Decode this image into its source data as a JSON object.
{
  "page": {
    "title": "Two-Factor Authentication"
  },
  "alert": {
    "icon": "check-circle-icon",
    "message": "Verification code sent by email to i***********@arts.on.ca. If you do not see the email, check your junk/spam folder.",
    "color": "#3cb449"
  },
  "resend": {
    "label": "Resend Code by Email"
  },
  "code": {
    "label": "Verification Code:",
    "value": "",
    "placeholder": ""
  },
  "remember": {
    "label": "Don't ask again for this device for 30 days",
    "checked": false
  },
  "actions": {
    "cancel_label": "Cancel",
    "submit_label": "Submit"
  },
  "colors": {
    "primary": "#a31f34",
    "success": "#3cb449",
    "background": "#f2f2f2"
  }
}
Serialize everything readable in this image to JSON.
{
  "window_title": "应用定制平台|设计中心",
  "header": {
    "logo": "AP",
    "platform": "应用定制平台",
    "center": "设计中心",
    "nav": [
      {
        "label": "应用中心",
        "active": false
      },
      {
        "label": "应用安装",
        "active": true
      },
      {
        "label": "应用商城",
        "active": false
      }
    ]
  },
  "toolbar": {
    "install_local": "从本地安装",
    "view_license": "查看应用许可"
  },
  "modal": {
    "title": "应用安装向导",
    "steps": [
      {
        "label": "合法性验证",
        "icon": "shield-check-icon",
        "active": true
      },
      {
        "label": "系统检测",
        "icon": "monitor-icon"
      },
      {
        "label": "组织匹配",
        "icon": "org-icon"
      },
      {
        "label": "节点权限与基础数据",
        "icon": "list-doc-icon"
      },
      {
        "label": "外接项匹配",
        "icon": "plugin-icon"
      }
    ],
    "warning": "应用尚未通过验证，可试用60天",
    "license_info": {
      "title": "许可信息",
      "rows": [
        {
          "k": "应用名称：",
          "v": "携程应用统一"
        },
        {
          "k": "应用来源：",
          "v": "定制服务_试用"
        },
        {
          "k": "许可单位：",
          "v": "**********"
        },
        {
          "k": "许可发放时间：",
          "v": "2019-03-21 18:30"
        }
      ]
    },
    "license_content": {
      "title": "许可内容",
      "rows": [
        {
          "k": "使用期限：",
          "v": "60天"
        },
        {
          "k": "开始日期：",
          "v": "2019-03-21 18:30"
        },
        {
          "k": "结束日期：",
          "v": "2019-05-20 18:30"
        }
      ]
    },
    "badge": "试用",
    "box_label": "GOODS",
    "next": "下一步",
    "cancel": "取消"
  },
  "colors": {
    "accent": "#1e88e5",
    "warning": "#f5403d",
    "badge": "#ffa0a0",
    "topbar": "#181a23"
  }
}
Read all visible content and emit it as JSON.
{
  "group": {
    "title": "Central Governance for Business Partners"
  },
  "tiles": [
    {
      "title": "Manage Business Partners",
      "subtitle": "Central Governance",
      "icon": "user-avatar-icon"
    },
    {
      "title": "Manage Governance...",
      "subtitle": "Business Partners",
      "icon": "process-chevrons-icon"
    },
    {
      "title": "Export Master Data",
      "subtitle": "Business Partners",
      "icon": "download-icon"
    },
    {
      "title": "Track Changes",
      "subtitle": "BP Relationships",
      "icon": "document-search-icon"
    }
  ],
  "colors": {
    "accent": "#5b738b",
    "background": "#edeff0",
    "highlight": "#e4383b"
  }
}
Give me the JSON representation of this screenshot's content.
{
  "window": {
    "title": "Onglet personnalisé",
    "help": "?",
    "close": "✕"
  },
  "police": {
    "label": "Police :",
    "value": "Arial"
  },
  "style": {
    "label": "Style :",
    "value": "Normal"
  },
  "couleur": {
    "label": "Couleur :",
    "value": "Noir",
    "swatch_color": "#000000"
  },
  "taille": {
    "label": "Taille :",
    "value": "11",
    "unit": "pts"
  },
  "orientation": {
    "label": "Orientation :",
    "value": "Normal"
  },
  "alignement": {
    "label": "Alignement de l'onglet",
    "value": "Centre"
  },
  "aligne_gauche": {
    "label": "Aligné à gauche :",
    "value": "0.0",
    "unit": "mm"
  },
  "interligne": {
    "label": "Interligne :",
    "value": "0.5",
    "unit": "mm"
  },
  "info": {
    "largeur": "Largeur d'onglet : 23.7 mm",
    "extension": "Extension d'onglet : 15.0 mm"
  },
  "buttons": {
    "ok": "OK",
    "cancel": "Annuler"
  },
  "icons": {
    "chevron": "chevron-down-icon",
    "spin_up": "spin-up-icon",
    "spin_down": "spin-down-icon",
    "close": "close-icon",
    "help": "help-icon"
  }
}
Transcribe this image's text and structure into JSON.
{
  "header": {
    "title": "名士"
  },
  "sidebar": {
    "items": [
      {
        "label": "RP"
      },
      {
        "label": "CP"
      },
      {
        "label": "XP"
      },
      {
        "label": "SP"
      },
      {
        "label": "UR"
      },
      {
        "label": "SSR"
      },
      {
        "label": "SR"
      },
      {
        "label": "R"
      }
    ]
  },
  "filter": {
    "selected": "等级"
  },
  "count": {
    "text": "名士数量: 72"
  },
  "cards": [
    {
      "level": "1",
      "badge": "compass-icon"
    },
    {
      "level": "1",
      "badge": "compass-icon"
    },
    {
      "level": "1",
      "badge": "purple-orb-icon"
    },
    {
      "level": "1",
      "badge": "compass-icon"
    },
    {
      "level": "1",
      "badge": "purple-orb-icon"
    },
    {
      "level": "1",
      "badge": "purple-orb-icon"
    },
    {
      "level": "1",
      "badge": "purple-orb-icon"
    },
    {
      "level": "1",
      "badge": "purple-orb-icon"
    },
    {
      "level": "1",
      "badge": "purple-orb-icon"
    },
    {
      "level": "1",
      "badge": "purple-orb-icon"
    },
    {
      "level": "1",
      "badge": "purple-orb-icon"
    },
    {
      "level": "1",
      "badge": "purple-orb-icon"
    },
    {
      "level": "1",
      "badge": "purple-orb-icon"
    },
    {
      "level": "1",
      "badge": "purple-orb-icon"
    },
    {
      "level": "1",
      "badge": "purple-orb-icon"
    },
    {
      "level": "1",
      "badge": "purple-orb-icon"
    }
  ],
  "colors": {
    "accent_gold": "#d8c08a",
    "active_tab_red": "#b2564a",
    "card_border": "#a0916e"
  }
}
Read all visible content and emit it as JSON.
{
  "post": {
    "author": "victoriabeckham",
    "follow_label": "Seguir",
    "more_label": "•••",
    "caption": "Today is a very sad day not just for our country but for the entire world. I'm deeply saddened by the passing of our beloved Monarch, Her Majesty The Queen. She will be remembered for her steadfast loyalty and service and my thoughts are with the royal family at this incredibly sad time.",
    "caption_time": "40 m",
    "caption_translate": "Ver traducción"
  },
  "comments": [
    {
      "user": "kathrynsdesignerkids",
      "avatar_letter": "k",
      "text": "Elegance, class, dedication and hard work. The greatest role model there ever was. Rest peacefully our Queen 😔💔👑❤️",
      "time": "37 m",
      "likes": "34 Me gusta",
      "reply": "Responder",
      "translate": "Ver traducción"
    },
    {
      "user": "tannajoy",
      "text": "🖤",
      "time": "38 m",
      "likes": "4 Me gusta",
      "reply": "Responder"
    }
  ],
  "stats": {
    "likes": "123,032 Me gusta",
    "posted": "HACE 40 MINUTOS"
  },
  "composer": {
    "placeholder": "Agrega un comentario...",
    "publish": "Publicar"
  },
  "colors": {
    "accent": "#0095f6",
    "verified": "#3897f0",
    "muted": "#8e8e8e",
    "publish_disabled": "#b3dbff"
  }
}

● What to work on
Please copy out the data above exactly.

● Output of the exercise
Decode this image into its source data as a JSON object.
{
  "page": {
    "title": "Two-Factor Authentication"
  },
  "alert": {
    "icon": "check-circle-icon",
    "message": "Verification code sent by email to i***********@arts.on.ca. If you do not see the email, check your junk/spam folder.",
    "color": "#3cb449"
  },
  "resend": {
    "label": "Resend Code by Email"
  },
  "code": {
    "label": "Verification Code:",
    "value": "",
    "placeholder": ""
  },
  "remember": {
    "label": "Don't ask again for this device for 30 days",
    "checked": false
  },
  "actions": {
    "cancel_label": "Cancel",
    "submit_label": "Submit"
  },
  "colors": {
    "primary": "#a31f34",
    "success": "#3cb449",
    "background": "#f2f2f2"
  }
}
Serialize everything readable in this image to JSON.
{
  "window_title": "应用定制平台|设计中心",
  "header": {
    "logo": "AP",
    "platform": "应用定制平台",
    "center": "设计中心",
    "nav": [
      {
        "label": "应用中心",
        "active": false
      },
      {
        "label": "应用安装",
        "active": true
      },
      {
        "label": "应用商城",
        "active": false
      }
    ]
  },
  "toolbar": {
    "install_local": "从本地安装",
    "view_license": "查看应用许可"
  },
  "modal": {
    "title": "应用安装向导",
    "steps": [
      {
        "label": "合法性验证",
        "icon": "shield-check-icon",
        "active": true
      },
      {
        "label": "系统检测",
        "icon": "monitor-icon"
      },
      {
        "label": "组织匹配",
        "icon": "org-icon"
      },
      {
        "label": "节点权限与基础数据",
        "icon": "list-doc-icon"
      },
      {
        "label": "外接项匹配",
        "icon": "plugin-icon"
      }
    ],
    "warning": "应用尚未通过验证，可试用60天",
    "license_info": {
      "title": "许可信息",
      "rows": [
        {
          "k": "应用名称：",
          "v": "携程应用统一"
        },
        {
          "k": "应用来源：",
          "v": "定制服务_试用"
        },
        {
          "k": "许可单位：",
          "v": "**********"
        },
        {
          "k": "许可发放时间：",
          "v": "2019-03-21 18:30"
        }
      ]
    },
    "license_content": {
      "title": "许可内容",
      "rows": [
        {
          "k": "使用期限：",
          "v": "60天"
        },
        {
          "k": "开始日期：",
          "v": "2019-03-21 18:30"
        },
        {
          "k": "结束日期：",
          "v": "2019-05-20 18:30"
        }
      ]
    },
    "badge": "试用",
    "box_label": "GOODS",
    "next": "下一步",
    "cancel": "取消"
  },
  "colors": {
    "accent": "#1e88e5",
    "warning": "#f5403d",
    "badge": "#ffa0a0",
    "topbar": "#181a23"
  }
}
Read all visible content and emit it as JSON.
{
  "group": {
    "title": "Central Governance for Business Partners"
  },
  "tiles": [
    {
      "title": "Manage Business Partners",
      "subtitle": "Central Governance",
      "icon": "user-avatar-icon"
    },
    {
      "title": "Manage Governance...",
      "subtitle": "Business Partners",
      "icon": "process-chevrons-icon"
    },
    {
      "title": "Export Master Data",
      "subtitle": "Business Partners",
      "icon": "download-icon"
    },
    {
      "title": "Track Changes",
      "subtitle": "BP Relationships",
      "icon": "document-search-icon"
    }
  ],
  "colors": {
    "accent": "#5b738b",
    "background": "#edeff0",
    "highlight": "#e4383b"
  }
}
Give me the JSON representation of this screenshot's content.
{
  "window": {
    "title": "Onglet personnalisé",
    "help": "?",
    "close": "✕"
  },
  "police": {
    "label": "Police :",
    "value": "Arial"
  },
  "style": {
    "label": "Style :",
    "value": "Normal"
  },
  "couleur": {
    "label": "Couleur :",
    "value": "Noir",
    "swatch_color": "#000000"
  },
  "taille": {
    "label": "Taille :",
    "value": "11",
    "unit": "pts"
  },
  "orientation": {
    "label": "Orientation :",
    "value": "Normal"
  },
  "alignement": {
    "label": "Alignement de l'onglet",
    "value": "Centre"
  },
  "aligne_gauche": {
    "label": "Aligné à gauche :",
    "value": "0.0",
    "unit": "mm"
  },
  "interligne": {
    "label": "Interligne :",
    "value": "0.5",
    "unit": "mm"
  },
  "info": {
    "largeur": "Largeur d'onglet : 23.7 mm",
    "extension": "Extension d'onglet : 15.0 mm"
  },
  "buttons": {
    "ok": "OK",
    "cancel": "Annuler"
  },
  "icons": {
    "chevron": "chevron-down-icon",
    "spin_up": "spin-up-icon",
    "spin_down": "spin-down-icon",
    "close": "close-icon",
    "help": "help-icon"
  }
}
Transcribe this image's text and structure into JSON.
{
  "header": {
    "title": "名士"
  },
  "sidebar": {
    "items": [
      {
        "label": "RP"
      },
      {
        "label": "CP"
      },
      {
        "label": "XP"
      },
      {
        "label": "SP"
      },
      {
        "label": "UR"
      },
      {
        "label": "SSR"
      },
      {
        "label": "SR"
      },
      {
        "label": "R"
      }
    ]
  },
  "filter": {
    "selected": "等级"
  },
  "count": {
    "text": "名士数量: 72"
  },
  "cards": [
    {
      "level": "1",
      "badge": "compass-icon"
    },
    {
      "level": "1",
      "badge": "compass-icon"
    },
    {
      "level": "1",
      "badge": "purple-orb-icon"
    },
    {
      "level": "1",
      "badge": "compass-icon"
    },
    {
      "level": "1",
      "badge": "purple-orb-icon"
    },
    {
      "level": "1",
      "badge": "purple-orb-icon"
    },
    {
      "level": "1",
      "badge": "purple-orb-icon"
    },
    {
      "level": "1",
      "badge": "purple-orb-icon"
    },
    {
      "level": "1",
      "badge": "purple-orb-icon"
    },
    {
      "level": "1",
      "badge": "purple-orb-icon"
    },
    {
      "level": "1",
      "badge": "purple-orb-icon"
    },
    {
      "level": "1",
      "badge": "purple-orb-icon"
    },
    {
      "level": "1",
      "badge": "purple-orb-icon"
    },
    {
      "level": "1",
      "badge": "purple-orb-icon"
    },
    {
      "level": "1",
      "badge": "purple-orb-icon"
    },
    {
      "level": "1",
      "badge": "purple-orb-icon"
    }
  ],
  "colors": {
    "accent_gold": "#d8c08a",
    "active_tab_red": "#b2564a",
    "card_border": "#a0916e"
  }
}
Read all visible content and emit it as JSON.
{
  "post": {
    "author": "victoriabeckham",
    "follow_label": "Seguir",
    "more_label": "•••",
    "caption": "Today is a very sad day not just for our country but for the entire world. I'm deeply saddened by the passing of our beloved Monarch, Her Majesty The Queen. She will be remembered for her steadfast loyalty and service and my thoughts are with the royal family at this incredibly sad time.",
    "caption_time": "40 m",
    "caption_translate": "Ver traducción"
  },
  "comments": [
    {
      "user": "kathrynsdesignerkids",
      "avatar_letter": "k",
      "text": "Elegance, class, dedication and hard work. The greatest role model there ever was. Rest peacefully our Queen 😔💔👑❤️",
      "time": "37 m",
      "likes": "34 Me gusta",
      "reply": "Responder",
      "translate": "Ver traducción"
    },
    {
      "user": "tannajoy",
      "text": "🖤",
      "time": "38 m",
      "likes": "4 Me gusta",
      "reply": "Responder"
    }
  ],
  "stats": {
    "likes": "123,032 Me gusta",
    "posted": "HACE 40 MINUTOS"
  },
  "composer": {
    "placeholder": "Agrega un comentario...",
    "publish": "Publicar"
  },
  "colors": {
    "accent": "#0095f6",
    "verified": "#3897f0",
    "muted": "#8e8e8e",
    "publish_disabled": "#b3dbff"
  }
}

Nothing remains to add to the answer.